- [Try it]
Check each line of the entries. Copy the ones that contain the string "Semua".

- [Data records]
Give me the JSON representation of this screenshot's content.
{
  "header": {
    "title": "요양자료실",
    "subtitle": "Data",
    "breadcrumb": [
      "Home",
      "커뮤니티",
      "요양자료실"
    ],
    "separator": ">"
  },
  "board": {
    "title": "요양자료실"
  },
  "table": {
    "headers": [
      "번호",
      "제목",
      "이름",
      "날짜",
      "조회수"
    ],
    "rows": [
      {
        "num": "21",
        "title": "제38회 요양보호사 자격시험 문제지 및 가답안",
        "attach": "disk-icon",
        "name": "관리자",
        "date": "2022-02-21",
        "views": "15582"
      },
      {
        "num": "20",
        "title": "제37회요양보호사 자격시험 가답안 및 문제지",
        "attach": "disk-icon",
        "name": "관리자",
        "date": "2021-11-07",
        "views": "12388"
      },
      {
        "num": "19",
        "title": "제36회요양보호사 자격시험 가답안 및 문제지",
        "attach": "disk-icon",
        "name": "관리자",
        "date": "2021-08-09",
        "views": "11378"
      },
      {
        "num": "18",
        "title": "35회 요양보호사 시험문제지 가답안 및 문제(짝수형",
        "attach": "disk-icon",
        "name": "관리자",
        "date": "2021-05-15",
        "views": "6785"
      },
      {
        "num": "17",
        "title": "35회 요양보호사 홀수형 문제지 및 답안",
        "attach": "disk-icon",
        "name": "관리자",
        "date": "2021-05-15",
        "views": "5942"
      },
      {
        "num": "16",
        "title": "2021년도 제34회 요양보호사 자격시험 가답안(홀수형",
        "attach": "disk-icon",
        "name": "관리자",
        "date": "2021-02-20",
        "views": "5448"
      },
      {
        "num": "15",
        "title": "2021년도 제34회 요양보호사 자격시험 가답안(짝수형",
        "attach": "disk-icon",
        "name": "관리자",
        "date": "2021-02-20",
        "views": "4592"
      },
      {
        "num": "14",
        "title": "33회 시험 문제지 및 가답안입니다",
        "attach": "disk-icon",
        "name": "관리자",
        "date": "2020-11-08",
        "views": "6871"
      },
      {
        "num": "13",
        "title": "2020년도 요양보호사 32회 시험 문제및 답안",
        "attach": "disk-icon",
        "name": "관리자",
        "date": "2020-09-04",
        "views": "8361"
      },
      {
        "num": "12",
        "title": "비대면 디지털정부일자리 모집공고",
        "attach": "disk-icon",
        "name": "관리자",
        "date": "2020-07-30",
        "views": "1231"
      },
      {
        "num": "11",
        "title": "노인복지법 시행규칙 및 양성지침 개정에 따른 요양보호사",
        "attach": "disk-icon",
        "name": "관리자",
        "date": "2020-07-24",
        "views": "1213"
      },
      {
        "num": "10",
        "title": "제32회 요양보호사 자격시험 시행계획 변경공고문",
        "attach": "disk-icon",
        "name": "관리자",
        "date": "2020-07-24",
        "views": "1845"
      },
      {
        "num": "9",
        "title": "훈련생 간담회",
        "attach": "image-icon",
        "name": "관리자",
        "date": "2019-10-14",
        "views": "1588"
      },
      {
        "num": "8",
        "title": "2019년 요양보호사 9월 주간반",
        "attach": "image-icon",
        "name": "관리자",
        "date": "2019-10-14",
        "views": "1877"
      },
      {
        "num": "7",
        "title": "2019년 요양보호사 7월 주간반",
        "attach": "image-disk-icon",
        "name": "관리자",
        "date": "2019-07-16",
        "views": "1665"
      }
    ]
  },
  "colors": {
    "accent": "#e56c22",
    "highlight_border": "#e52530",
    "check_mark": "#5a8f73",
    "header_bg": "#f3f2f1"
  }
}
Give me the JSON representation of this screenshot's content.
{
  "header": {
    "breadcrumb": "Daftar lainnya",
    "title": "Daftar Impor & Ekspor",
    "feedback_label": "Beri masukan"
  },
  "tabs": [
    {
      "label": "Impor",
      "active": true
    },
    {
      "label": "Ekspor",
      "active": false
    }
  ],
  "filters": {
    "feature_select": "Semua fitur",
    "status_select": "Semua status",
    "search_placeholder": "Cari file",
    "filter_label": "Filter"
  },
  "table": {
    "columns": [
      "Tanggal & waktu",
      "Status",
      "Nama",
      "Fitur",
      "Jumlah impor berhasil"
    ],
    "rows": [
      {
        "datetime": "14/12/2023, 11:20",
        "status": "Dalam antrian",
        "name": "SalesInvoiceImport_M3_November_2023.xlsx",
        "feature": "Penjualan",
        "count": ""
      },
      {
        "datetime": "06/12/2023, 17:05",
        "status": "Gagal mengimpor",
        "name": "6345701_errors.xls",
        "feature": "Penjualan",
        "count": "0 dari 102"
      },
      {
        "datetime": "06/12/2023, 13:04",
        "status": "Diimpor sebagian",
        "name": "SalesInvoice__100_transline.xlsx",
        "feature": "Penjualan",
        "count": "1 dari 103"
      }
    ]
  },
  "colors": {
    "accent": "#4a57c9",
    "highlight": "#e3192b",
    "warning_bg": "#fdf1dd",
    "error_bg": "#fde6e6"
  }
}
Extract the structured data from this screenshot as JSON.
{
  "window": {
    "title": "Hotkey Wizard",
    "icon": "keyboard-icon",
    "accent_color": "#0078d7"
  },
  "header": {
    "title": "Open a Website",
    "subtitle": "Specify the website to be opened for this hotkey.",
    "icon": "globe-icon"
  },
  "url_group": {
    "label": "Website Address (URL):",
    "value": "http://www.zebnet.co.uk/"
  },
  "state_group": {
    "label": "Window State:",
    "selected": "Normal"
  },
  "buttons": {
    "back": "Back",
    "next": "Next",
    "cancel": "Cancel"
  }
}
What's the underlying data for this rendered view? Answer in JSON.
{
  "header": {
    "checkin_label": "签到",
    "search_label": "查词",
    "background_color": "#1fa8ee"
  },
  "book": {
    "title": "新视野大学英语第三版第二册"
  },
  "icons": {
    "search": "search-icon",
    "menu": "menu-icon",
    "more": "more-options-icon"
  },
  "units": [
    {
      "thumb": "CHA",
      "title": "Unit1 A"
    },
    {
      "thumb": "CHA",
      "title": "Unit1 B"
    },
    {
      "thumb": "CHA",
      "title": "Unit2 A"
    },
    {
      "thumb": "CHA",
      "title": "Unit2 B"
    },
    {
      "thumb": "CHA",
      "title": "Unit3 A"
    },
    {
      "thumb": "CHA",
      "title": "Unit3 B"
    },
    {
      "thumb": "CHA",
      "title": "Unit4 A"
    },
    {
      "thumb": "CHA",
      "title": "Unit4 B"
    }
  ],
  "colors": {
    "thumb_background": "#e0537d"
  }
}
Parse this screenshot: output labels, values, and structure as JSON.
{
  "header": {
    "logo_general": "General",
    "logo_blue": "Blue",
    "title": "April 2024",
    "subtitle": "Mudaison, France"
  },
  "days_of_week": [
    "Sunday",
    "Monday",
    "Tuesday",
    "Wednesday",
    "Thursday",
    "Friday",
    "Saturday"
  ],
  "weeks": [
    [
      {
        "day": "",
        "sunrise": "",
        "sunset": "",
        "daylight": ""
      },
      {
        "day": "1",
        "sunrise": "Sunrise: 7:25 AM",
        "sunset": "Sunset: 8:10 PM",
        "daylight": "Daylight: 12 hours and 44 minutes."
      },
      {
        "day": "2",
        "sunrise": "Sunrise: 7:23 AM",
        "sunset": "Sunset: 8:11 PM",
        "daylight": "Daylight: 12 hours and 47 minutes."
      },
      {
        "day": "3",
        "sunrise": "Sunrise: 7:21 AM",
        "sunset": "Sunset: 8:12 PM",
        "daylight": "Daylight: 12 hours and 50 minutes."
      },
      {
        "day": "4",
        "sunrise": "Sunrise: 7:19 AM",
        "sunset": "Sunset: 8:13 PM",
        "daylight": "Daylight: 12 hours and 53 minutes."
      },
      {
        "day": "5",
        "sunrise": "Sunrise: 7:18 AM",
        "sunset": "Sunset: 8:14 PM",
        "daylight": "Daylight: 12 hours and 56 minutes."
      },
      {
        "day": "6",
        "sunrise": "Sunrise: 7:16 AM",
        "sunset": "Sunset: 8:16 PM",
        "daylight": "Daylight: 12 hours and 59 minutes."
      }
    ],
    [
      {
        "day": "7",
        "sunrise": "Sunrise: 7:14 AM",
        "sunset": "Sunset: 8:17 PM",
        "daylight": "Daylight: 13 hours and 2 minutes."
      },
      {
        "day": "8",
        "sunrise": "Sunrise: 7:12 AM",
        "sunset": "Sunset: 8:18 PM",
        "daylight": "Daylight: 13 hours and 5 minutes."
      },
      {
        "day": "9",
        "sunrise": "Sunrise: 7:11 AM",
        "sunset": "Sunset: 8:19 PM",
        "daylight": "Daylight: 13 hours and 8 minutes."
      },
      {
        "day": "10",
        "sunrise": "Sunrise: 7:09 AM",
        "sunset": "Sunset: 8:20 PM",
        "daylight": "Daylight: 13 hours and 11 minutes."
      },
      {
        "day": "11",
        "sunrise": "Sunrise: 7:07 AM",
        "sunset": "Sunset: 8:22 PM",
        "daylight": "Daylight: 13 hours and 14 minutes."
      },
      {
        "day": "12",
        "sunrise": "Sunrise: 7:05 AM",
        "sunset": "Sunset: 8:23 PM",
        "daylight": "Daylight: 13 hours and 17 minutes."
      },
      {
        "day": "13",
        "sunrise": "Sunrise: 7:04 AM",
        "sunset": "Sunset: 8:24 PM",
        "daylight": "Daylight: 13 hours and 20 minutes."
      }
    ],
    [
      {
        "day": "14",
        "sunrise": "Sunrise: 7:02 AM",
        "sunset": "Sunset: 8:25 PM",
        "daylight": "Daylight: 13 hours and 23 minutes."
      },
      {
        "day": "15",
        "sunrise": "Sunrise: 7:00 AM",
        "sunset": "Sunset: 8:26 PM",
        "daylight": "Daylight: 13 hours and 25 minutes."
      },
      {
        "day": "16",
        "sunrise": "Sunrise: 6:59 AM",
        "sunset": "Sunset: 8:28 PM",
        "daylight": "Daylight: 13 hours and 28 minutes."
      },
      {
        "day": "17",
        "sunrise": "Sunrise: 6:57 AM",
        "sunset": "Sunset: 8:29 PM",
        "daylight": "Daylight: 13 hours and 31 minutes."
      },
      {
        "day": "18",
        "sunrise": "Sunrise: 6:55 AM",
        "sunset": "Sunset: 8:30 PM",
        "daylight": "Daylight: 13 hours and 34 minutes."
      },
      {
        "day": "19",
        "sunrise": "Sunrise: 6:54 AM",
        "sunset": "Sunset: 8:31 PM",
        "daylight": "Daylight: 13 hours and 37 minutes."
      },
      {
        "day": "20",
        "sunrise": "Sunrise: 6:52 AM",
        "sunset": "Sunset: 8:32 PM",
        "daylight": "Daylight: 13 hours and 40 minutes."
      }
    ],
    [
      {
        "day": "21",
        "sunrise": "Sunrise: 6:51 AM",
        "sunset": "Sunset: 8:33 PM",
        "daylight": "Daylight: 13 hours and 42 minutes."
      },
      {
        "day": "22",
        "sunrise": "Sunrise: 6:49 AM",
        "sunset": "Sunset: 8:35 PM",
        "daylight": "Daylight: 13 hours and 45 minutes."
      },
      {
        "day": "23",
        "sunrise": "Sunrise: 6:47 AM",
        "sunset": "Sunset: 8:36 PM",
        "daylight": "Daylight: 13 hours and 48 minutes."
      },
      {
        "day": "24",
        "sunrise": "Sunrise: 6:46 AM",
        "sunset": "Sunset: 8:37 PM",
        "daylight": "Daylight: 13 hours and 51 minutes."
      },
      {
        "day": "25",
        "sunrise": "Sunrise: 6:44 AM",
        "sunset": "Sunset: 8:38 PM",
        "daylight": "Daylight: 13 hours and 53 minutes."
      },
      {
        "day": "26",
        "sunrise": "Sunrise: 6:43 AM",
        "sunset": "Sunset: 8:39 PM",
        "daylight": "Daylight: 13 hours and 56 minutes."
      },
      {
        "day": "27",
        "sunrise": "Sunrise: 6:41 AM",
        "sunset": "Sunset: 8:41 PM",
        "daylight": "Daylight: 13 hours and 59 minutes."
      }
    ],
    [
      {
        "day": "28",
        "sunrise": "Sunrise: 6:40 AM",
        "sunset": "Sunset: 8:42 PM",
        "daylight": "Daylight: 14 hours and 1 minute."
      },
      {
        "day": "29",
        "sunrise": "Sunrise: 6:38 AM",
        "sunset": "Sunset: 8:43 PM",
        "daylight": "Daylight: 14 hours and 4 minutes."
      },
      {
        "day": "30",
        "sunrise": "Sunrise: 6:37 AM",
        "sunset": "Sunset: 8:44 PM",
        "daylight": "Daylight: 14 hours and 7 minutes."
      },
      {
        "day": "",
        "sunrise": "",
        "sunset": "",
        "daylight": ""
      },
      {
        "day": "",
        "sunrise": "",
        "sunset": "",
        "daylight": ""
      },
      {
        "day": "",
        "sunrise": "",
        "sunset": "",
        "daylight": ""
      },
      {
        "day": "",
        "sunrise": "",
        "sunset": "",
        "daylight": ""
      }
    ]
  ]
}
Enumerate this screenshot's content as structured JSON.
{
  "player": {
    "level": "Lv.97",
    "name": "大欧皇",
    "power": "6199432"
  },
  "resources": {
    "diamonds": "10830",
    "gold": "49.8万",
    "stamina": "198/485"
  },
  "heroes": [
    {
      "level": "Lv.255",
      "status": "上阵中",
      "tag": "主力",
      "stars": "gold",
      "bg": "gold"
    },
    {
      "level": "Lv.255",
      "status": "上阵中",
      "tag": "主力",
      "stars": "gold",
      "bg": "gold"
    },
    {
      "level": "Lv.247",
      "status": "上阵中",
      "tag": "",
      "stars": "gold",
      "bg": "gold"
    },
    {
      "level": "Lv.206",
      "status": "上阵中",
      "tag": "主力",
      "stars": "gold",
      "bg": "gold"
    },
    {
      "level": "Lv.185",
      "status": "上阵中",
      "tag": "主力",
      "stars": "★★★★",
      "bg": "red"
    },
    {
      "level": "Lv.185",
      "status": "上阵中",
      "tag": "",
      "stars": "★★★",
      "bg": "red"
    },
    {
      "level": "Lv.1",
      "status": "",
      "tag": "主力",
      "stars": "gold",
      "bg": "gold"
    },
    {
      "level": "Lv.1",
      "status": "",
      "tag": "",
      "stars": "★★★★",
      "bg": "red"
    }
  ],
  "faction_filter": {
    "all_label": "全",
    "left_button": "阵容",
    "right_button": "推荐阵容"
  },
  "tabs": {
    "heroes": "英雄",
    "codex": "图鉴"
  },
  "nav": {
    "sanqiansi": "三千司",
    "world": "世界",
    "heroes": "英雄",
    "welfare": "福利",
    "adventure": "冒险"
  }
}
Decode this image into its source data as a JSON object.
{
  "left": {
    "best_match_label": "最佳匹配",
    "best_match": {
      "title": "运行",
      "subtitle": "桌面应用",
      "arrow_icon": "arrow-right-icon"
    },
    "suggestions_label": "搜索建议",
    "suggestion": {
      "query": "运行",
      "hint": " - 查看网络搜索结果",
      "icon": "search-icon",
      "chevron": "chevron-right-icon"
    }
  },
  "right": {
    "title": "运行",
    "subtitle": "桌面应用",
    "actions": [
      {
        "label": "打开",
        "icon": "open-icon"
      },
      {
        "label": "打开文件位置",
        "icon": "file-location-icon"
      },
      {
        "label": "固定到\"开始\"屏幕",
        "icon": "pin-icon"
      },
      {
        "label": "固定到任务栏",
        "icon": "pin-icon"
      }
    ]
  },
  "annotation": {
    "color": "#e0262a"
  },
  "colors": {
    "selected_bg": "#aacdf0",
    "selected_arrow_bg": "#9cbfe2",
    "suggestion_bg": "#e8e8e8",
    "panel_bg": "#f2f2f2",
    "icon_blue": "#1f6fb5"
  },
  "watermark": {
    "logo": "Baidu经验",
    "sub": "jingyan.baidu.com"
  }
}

- [Answer to this problem]
    "feature_select": "Semua fitur",
    "status_select": "Semua status",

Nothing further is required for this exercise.